Styles: Kawaii, traditional, feminist.
“La Maga” has been tattooing for 10 years. This love first blossomed the moment she made her first tattoo; the art and independence of it won her over. She received her first tattoo kit as a gift, and her skills as an illustrator and as a tattoo artist developed together. Making artwork her “battle flag,” her and a partner opened Espacio Kadhabra which today serves almost like a co-op where only female tattoo artists work; they all share costs, decisions and responsibilities. All bodies are welcome, which is important in creating a comfortable environment where people can display their bodies to be marked for life. This is especially important considering all the public allegations of inappropriate behavior within the tattoo artist community. Diverting attention from “machirulos” means creating spaces where there used to be none, giving more attention to women and dissidences.
The quarantine caused La Maga to get a little creative. On her Instagram, you can find products that have her designs (available while supplies last): t-shirts, notebooks, patches, pins, etc. You can also contact her to start the process of selecting your future tattoo together. What she’s doing is charging for an extremely customized tattoo design service, with a lot of feedback from the person who will be tattooed. There will be several rounds of comments and changes as the design progresses, giving you the opportunity to modify and adjust the tattoo, much more than you would normally be able to. This means that the client will also receive the finalized design in high quality for any future use they might want to give it, beyond tattooing. So you can have it as a screen background, or print it out. La Maga will also request a photo of the area that will be tattooed, to better create the design to each body part’s specificities, as well as working with your other tattoos (if you have any). Her designs will soon be available on Flash Cookie, the merch-on-demand platform.

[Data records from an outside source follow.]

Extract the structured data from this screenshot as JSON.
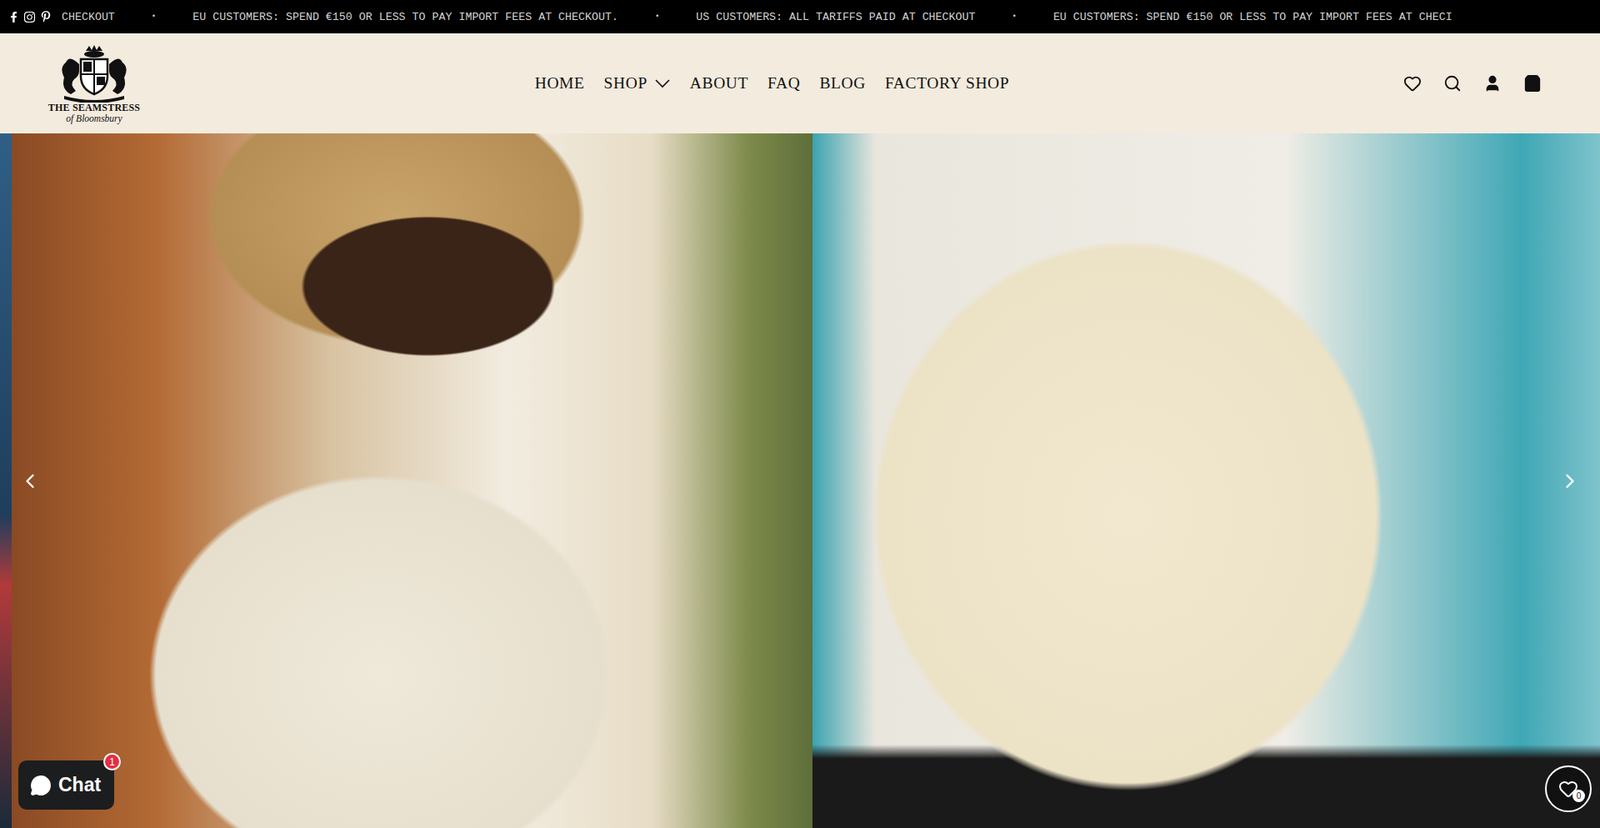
{
  "announcement_bar": {
    "items": [
      {
        "text": "CHECKOUT",
        "kind": "message"
      },
      {
        "text": "•",
        "kind": "separator"
      },
      {
        "text": "EU CUSTOMERS: SPEND €150 OR LESS TO PAY IMPORT FEES AT CHECKOUT.",
        "kind": "message"
      },
      {
        "text": "•",
        "kind": "separator"
      },
      {
        "text": "US CUSTOMERS: ALL TARIFFS PAID AT CHECKOUT",
        "kind": "message"
      },
      {
        "text": "•",
        "kind": "separator"
      },
      {
        "text": "EU CUSTOMERS: SPEND €150 OR LESS TO PAY IMPORT FEES AT CHECI",
        "kind": "message"
      }
    ]
  },
  "logo": {
    "title": "THE SEAMSTRESS",
    "subtitle": "of Bloomsbury"
  },
  "nav": [
    {
      "label": "HOME",
      "has_dropdown": false
    },
    {
      "label": "SHOP",
      "has_dropdown": true
    },
    {
      "label": "ABOUT",
      "has_dropdown": false
    },
    {
      "label": "FAQ",
      "has_dropdown": false
    },
    {
      "label": "BLOG",
      "has_dropdown": false
    },
    {
      "label": "FACTORY SHOP",
      "has_dropdown": false
    }
  ],
  "chat": {
    "label": "Chat",
    "badge": "1"
  },
  "wishlist": {
    "count": "0"
  }
}
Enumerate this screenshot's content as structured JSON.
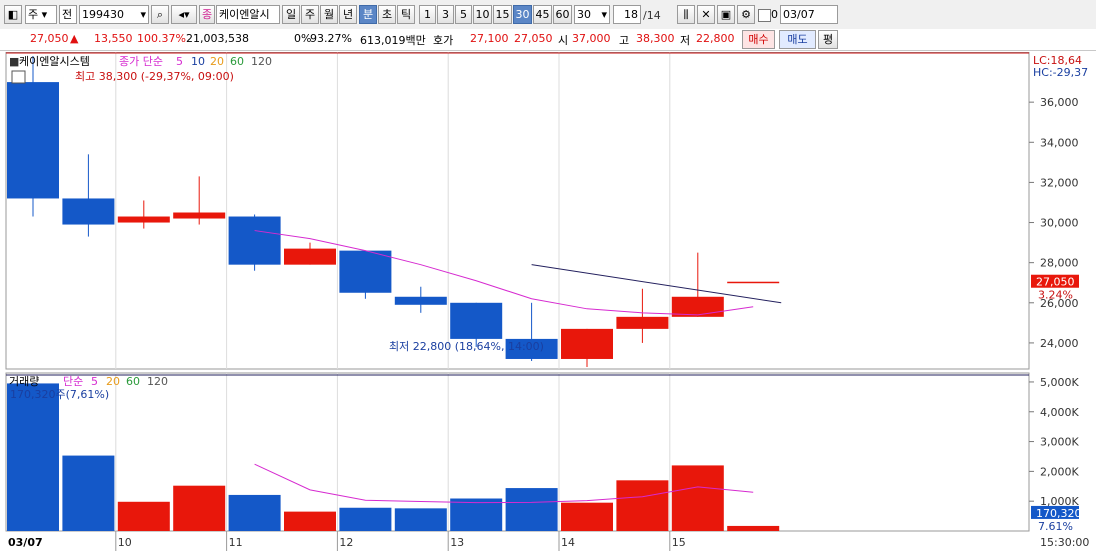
{
  "toolbar": {
    "type1": "주",
    "type2": "전",
    "code": "199430",
    "stock_icon_label": "종",
    "stock_name": "케이엔알시",
    "periods": [
      "일",
      "주",
      "월",
      "년",
      "분",
      "초",
      "틱"
    ],
    "selected_period": "분",
    "intervals": [
      "1",
      "3",
      "5",
      "10",
      "15",
      "30",
      "45",
      "60"
    ],
    "selected_interval": "30",
    "interval_select": "30",
    "count": "18",
    "count_total": "/14",
    "checkbox_label": "0",
    "date": "03/07"
  },
  "infobar": {
    "price": "27,050",
    "change": "13,550",
    "change_rate": "100.37%",
    "volume": "21,003,538",
    "pct1": "0%",
    "pct2": "93.27%",
    "amount": "613,019백만",
    "quote_label": "호가",
    "ask": "27,100",
    "bid": "27,050",
    "open_label": "시",
    "open": "37,000",
    "high_label": "고",
    "high": "38,300",
    "low_label": "저",
    "low": "22,800",
    "sell_button": "매수",
    "buy_button": "매도",
    "eval_button": "평"
  },
  "price_chart": {
    "legend_name": "케이엔알시스템",
    "legend_ma_label": "종가 단순",
    "ma_periods": [
      "5",
      "10",
      "20",
      "60",
      "120"
    ],
    "high_annotation": "최고 38,300 (-29,37%, 09:00)",
    "low_annotation": "최저 22,800 (18,64%, 14:00)",
    "lc_label": "LC:18,64",
    "hc_label": "HC:-29,37",
    "current_price_tag": "27,050",
    "current_rate_tag": "3.24%",
    "y_ticks": [
      "36,000",
      "34,000",
      "32,000",
      "30,000",
      "28,000",
      "26,000",
      "24,000"
    ]
  },
  "volume_chart": {
    "legend_name": "거래량",
    "legend_ma_label": "단순",
    "ma_periods": [
      "5",
      "20",
      "60",
      "120"
    ],
    "last_annotation": "170,320주(7,61%)",
    "current_volume_tag": "170,320",
    "current_rate_tag": "7.61%",
    "y_ticks": [
      "5,000K",
      "4,000K",
      "3,000K",
      "2,000K",
      "1,000K"
    ]
  },
  "time_axis": {
    "date_label": "03/07",
    "hour_labels": [
      "10",
      "11",
      "12",
      "13",
      "14",
      "15"
    ],
    "last_time": "15:30:00"
  },
  "colors": {
    "up": "#e8170b",
    "down": "#1458c8",
    "ma5": "#d62ad0",
    "trend": "#23205e"
  },
  "chart_data": {
    "type": "candlestick",
    "candles": [
      {
        "open": 37000,
        "high": 38300,
        "low": 30300,
        "close": 31200,
        "dir": "down"
      },
      {
        "open": 31200,
        "high": 33400,
        "low": 29300,
        "close": 29900,
        "dir": "down"
      },
      {
        "open": 30000,
        "high": 31100,
        "low": 29700,
        "close": 30300,
        "dir": "up"
      },
      {
        "open": 30200,
        "high": 32300,
        "low": 29900,
        "close": 30500,
        "dir": "up"
      },
      {
        "open": 30300,
        "high": 30400,
        "low": 27600,
        "close": 27900,
        "dir": "down"
      },
      {
        "open": 27900,
        "high": 29000,
        "low": 27900,
        "close": 28700,
        "dir": "up"
      },
      {
        "open": 28600,
        "high": 28600,
        "low": 26200,
        "close": 26500,
        "dir": "down"
      },
      {
        "open": 26300,
        "high": 26800,
        "low": 25500,
        "close": 25900,
        "dir": "down"
      },
      {
        "open": 26000,
        "high": 26000,
        "low": 23800,
        "close": 24200,
        "dir": "down"
      },
      {
        "open": 24200,
        "high": 26000,
        "low": 23100,
        "close": 23200,
        "dir": "down"
      },
      {
        "open": 23200,
        "high": 24700,
        "low": 22800,
        "close": 24700,
        "dir": "up"
      },
      {
        "open": 24700,
        "high": 26700,
        "low": 24000,
        "close": 25300,
        "dir": "up"
      },
      {
        "open": 25300,
        "high": 28500,
        "low": 25300,
        "close": 26300,
        "dir": "up"
      },
      {
        "open": 27050,
        "high": 27050,
        "low": 27050,
        "close": 27050,
        "dir": "up"
      }
    ],
    "ma5": [
      null,
      null,
      null,
      null,
      29600,
      29200,
      28600,
      27900,
      27100,
      26200,
      25700,
      25500,
      25400,
      25800
    ],
    "volume": [
      4950,
      2530,
      980,
      1520,
      1210,
      650,
      780,
      760,
      1090,
      1440,
      950,
      1700,
      2200,
      170
    ],
    "volume_ma5": [
      null,
      null,
      null,
      null,
      2240,
      1380,
      1030,
      990,
      950,
      960,
      1020,
      1150,
      1480,
      1300
    ],
    "trend_line": [
      [
        9,
        27900
      ],
      [
        13,
        26000
      ]
    ],
    "price_ylim": [
      22700,
      38500
    ],
    "volume_ylim": [
      0,
      5300
    ]
  }
}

Styles: Color, manga and anime
Vero started tattooing a little over three years ago. She followed the advice of other tattoo artists and watched them work, especially Nuve Voladora Tattoo, who encouraged her to keep growing. After going to art school, she realized that tattooing was one of the things she could work on every day and not feel tired or bored by. When she started to look for work, she was told to develop a portfolio of illustrations and show up with a short skirt, that way they’d hire her in any tattoo studio. This is a horrific reality that’s much more common than we think in terms of growing professionally in the medium. Luckily, she managed to meet a lot of incredible people along the way; people who guided her and helped her out without asking for anything in return.
She works with some of those people at her studio in Córdoba Capital, 𝐂𝐫𝐨𝐦𝐞 Tattoo Studio, a painting, engraving and tattoo studio that’s in a constant process of growth thanks to the love and disposition of its artists. In Capital Federal, she often tattoos in the studios of other women, as that’s the space where she’s most comfortable.
Beyond the initial concern due to not being able to work during the quarantine and everything this implies (maintaining a tattoo studio isn’t easy), she’s joined forces with fellow artists and are offering illustrations by request as well as designs for future tattoos. She also has pre-made work available at the studio while supplies last.
This is the first installment of our series highlighting female and non-binary tattoo artists. Make sure to follow all these great artists on Instagram, contact them for your tattoos, and keep an eye out for part two!